Person to Person is a casual movie, it meanders and takes more pleasure in snatches of clever conversation than in plot. It also reaches for an aesthetic of a pre-digital New York, highlighting characters on a quest for rare vinyl or tracking a crime beat to a watch shop where fellas while away the day chatting idly. All of this pleasant, if not unexpected.
In a familiar conceit that lends itself well to the sprawling metropolis of New York, Person to Person shuttles us through an assortment of lives with a wide range of problems, all working themselves out over the course of a single day. No, Woody Allen didn’t write this, but writer-director Dustin Guy Defa certainly takes some cues from Allen and others, there are even hints of Christopher Guest here.

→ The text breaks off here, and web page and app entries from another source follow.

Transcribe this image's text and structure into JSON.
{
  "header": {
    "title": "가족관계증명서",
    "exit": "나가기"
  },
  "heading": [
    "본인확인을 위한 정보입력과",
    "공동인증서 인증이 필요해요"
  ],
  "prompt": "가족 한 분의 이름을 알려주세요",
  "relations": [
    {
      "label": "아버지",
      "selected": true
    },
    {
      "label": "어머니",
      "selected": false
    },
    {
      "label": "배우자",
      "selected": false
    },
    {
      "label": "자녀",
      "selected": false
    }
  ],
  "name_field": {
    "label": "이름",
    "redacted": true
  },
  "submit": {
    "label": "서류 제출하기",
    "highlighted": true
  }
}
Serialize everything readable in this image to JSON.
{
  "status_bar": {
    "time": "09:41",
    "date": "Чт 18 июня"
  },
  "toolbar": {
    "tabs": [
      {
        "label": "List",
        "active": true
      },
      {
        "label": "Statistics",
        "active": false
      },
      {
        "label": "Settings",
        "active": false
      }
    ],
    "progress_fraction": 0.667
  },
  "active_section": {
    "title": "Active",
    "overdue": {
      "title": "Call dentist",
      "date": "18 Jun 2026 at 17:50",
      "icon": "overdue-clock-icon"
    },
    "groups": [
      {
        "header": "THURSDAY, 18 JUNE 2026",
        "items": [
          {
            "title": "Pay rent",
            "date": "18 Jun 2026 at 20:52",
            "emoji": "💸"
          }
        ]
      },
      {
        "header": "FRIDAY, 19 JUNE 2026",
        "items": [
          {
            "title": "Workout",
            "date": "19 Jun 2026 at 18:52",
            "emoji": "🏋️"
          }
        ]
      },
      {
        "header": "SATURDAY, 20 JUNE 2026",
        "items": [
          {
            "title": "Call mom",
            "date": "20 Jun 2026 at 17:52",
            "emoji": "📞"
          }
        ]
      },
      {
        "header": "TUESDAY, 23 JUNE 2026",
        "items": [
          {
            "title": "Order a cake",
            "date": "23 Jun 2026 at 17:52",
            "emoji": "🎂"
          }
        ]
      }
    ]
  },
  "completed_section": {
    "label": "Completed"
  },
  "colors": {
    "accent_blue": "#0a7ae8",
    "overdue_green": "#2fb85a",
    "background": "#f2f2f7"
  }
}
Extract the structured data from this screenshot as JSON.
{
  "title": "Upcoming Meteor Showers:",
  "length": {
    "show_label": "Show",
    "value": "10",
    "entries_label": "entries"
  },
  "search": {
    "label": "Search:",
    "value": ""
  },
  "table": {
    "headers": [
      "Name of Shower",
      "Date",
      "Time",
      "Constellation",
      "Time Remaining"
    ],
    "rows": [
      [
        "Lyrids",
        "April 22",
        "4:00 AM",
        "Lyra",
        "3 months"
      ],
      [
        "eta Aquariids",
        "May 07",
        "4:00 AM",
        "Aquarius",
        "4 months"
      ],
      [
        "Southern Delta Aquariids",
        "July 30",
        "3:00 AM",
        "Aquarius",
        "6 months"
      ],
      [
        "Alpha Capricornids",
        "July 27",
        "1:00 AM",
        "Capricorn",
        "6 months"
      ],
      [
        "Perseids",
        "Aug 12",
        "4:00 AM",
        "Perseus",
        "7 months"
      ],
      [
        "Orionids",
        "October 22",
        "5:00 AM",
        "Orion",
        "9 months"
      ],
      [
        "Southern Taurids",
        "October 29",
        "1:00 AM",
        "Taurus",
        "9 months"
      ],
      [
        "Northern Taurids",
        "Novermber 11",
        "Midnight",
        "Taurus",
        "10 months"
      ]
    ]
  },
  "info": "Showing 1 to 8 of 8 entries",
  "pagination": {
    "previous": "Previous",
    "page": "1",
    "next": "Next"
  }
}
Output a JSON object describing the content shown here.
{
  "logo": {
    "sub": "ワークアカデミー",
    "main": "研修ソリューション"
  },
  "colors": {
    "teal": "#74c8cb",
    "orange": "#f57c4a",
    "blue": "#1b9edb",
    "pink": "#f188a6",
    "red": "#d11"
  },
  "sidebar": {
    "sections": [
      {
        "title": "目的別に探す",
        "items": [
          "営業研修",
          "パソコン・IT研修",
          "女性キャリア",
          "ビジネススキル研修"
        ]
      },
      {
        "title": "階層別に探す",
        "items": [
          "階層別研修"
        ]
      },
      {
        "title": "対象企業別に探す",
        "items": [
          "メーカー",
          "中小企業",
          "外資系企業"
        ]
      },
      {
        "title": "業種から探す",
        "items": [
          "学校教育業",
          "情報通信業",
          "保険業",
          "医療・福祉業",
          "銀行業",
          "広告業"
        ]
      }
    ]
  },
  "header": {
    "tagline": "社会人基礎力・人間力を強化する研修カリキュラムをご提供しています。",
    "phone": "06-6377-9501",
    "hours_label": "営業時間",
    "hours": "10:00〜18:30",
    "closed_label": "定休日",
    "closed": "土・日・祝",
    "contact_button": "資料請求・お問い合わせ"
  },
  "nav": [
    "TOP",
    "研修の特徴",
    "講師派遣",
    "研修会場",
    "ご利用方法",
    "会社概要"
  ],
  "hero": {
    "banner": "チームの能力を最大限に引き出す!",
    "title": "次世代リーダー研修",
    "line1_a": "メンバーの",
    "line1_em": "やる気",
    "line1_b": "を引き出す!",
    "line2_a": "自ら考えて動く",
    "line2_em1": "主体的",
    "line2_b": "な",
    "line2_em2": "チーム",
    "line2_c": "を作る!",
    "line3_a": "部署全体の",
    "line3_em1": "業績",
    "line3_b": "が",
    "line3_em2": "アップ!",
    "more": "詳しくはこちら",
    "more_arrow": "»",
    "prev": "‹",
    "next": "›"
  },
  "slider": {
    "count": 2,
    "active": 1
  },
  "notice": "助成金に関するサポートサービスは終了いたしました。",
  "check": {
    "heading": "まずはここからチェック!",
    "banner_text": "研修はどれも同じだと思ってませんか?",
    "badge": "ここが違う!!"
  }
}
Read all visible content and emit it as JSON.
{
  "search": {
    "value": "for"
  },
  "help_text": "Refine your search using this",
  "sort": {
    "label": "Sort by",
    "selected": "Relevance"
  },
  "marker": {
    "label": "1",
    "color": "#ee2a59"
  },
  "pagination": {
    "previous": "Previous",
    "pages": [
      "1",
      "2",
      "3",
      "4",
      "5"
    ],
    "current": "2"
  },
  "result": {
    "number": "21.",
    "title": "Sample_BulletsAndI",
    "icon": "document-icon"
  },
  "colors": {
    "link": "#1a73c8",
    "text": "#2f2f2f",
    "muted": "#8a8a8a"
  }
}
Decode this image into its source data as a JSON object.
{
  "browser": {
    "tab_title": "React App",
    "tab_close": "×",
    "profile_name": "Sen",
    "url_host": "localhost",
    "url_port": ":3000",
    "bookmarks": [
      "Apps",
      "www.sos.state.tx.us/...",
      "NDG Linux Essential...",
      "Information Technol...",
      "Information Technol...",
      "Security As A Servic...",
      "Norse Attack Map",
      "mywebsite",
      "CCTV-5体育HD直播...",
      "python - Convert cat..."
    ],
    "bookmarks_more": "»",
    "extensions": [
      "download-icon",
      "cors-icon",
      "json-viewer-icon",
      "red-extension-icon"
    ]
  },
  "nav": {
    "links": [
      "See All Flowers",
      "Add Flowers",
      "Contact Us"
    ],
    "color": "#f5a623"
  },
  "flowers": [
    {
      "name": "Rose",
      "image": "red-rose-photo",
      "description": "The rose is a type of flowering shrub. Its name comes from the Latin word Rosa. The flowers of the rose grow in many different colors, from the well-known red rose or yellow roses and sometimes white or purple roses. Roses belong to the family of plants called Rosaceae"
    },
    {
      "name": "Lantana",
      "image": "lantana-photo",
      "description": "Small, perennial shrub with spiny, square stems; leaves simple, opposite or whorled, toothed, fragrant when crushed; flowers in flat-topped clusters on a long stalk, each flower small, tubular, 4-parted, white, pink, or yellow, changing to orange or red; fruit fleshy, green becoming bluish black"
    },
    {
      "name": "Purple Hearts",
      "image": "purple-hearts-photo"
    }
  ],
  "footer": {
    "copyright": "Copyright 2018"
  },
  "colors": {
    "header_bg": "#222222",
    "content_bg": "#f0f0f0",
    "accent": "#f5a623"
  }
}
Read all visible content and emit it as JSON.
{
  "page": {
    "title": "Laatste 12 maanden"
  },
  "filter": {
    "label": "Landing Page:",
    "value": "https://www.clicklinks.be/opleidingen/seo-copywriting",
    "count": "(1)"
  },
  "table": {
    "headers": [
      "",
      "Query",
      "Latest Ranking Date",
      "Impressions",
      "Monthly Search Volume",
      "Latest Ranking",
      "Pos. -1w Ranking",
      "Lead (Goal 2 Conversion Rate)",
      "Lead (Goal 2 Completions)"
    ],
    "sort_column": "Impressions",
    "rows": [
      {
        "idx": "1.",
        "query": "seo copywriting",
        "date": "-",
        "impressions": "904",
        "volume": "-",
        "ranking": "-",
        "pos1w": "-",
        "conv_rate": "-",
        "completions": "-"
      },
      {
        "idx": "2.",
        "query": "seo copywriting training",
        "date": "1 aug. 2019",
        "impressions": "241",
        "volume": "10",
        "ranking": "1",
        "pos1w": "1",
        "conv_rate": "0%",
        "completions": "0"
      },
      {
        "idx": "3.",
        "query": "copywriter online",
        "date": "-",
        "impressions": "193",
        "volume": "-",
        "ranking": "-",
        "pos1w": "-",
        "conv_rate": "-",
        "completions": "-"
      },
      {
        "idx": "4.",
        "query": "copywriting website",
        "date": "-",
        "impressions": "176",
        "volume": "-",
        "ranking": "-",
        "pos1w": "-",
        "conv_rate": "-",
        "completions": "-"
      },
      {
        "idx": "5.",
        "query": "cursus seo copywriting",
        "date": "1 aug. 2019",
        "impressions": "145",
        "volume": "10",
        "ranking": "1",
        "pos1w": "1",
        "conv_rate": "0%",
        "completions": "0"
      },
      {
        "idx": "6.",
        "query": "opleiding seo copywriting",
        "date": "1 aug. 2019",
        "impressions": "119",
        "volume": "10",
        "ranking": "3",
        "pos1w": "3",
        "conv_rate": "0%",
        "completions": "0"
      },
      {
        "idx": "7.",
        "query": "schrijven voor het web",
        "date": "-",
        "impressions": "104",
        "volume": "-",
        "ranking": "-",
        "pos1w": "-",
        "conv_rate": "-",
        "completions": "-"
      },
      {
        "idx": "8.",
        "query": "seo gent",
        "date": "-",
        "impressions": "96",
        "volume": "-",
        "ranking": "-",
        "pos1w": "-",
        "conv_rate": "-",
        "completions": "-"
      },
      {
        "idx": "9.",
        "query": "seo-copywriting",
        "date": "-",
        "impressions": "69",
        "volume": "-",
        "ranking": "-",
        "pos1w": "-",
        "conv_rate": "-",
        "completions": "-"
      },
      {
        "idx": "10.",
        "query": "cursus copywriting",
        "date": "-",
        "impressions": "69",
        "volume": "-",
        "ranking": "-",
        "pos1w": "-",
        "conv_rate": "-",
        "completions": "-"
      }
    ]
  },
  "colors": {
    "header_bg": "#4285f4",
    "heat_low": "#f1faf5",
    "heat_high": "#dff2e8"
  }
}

We follow Claire (Abbi Jacobson) a new (totally untrained and inexperienced) crime reporter at a local rag, as she shadows her lusty new boss, Phil (Michael Cera) on a beat. There’s a corpse and a widow and a busted watch, and a quest for the details sends the duo all over the city. Along the way, Phil shares his outlook and metal tracks from the band in which he plays base, Claire reluctantly wills herself to follow his orders and badger sources for information.
Then there’s Bene (Bene Coopersmith) and Ray (George Sample II). Bene collects and sells records and he’s hot on the trail of a rare Charlie Parker vinyl. His delight transforms to a quest for revenge when he discovers the record is a fake. In between flatfooting it to find the guy who took him for a lot of dough and a subsequent extended bicycle pursuit, he calls his pad to check on Ray, who wronged his lady love and is hiding out from her vengeful brother.
Then there’s Wendy (Tavi Gevinson), she’s meant to be spending the day with her best friend, Melanie (Olivia Luccardi), but when Melanie’s boyfriend turns up with his own (interested) pal, she finds herself an unwilling participant in a painfully transparent set-up. Unfortunately for Wendy, she doesn’t much care for other people and is prone to feeling feelings so acutely that they overwhelm her. And that’s even before the questions of sexual identity the scenario raises for her — she knows she likes girls, because she’s been with them, but boys are uncharted domain for her.
Through these base narratives, a number of other characters enter the sphere — most delightfully Philip Baker Hall as Jimmy the watch repairman and his friends, who spend an amusing aside analyzing how one of them slept with one of Frank Sinatra’s exes primarily to be able to inquire how his own skills compared.
It is in such moments that Person to Person is most delightful. And though Jacobson’s pitch perfect reactions to Cera’s awkward advances are source of much humor and Bene’s ludicrous, dogged bike pursuit earns plenty of laughs, it’s the storyline with relative newcomer Tavi Gevinson — who founded Rookie by the way — that proves to be the most uproarious and compelling trajectory in the film. Gevinson’s complex and wry performance stands out from the ensemble and she practically radiates star power. If Defa is so inclined, a whole movie starring Wendy and her pals would be a welcome spinoff.
Person to Person is uneven — with storylines sometimes losing interest and very low stakes for all of the characters — but it is frequently hilarious and quirkily charming. As loosely plotted films that follow random bunches of people around go, this is quite a good one.